Research and Scholarly Forum
June 10, 09:30 to 13:00 BST (08:30 to 12:00 GMT / 4:30 to 7 a.m. ET)
Ticket price: £75 (US$105.75)
This year’s conference program is devised to “explore the realities of open access with the theme ‘Shared Vision? Shared Destiny? How Open Are We?'”
The conference will be chaired by Alicia Wise from Information Power. Wise has created the program and is to be joined by Steven Inchcoombe, chief publishing and solutions officer at Springer Nature.
David Sweeney, executive chair at Research England and Sudeshna Sarkar, professor at the Indian Institute of Technology Kharagpur are to give keynote addresses.
Speakers are to include:
- Robert Kiley, head of open research at Wellcome Trust
- Vanessa Proudman, director at SPARC Europe
- Rod Cookson, managing director at IWA Publishing
- Diana Chan, library director at the Hong Kong University of Science & Technology
Wiley is sponsoring the Research and Scholarly Publishing Forum, and Research Information is the conference’s media partner.
The Coronavirus in the United Kingdom
Concerning news today in pandemic news from the UK. Jason Douglas is writing for the Wall Street Journal from London, “The UK’s plans to cast off almost all public-health restrictions next month are in peril after a highly contagious coronavirus variant first identified in India sparked new clusters of COVID-19, highlighting the risk of outbreaks even in countries where vaccination is widespread.”
Considered by world public health experts to be a sharp warning to countries now moving fast to loosen restrictions, the news of the B.1.617.2 variant’s aggressive spread is being watched carefully. Douglas reports that more than 1,200 cases and four deaths have been linked to this variant as of May 12, and that it came into the UK, of course, among travelers from India.
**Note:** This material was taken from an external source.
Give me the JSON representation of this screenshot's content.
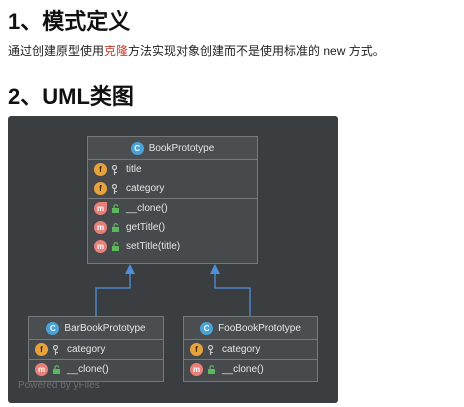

“British scientists now think B.1.617.2 is more transmissible than B.1.1.7,” Douglas writes.
Emma Harrison at BBC News is echoing the North American reports within the hour of this story’s publication, writing of Boris Johnson having said today, “The Indian variant could pose ‘serious disruption’ to lockdown easing in England on 21 June.”
At this writing, the 3:20 p.m. ET Monday update (2020 GMT Wednesday) of the Johns Hopkins Coronavirus Resource Center sees 4,462,599 cases in the UK’s population of 67 million, with 127,930 fatalities. Those numbers place the market at No. 7 in the world in caseload. The UK has administered 55,836,564 vaccine doses.
More from us on the coronavirus COVID-19 pandemic is here.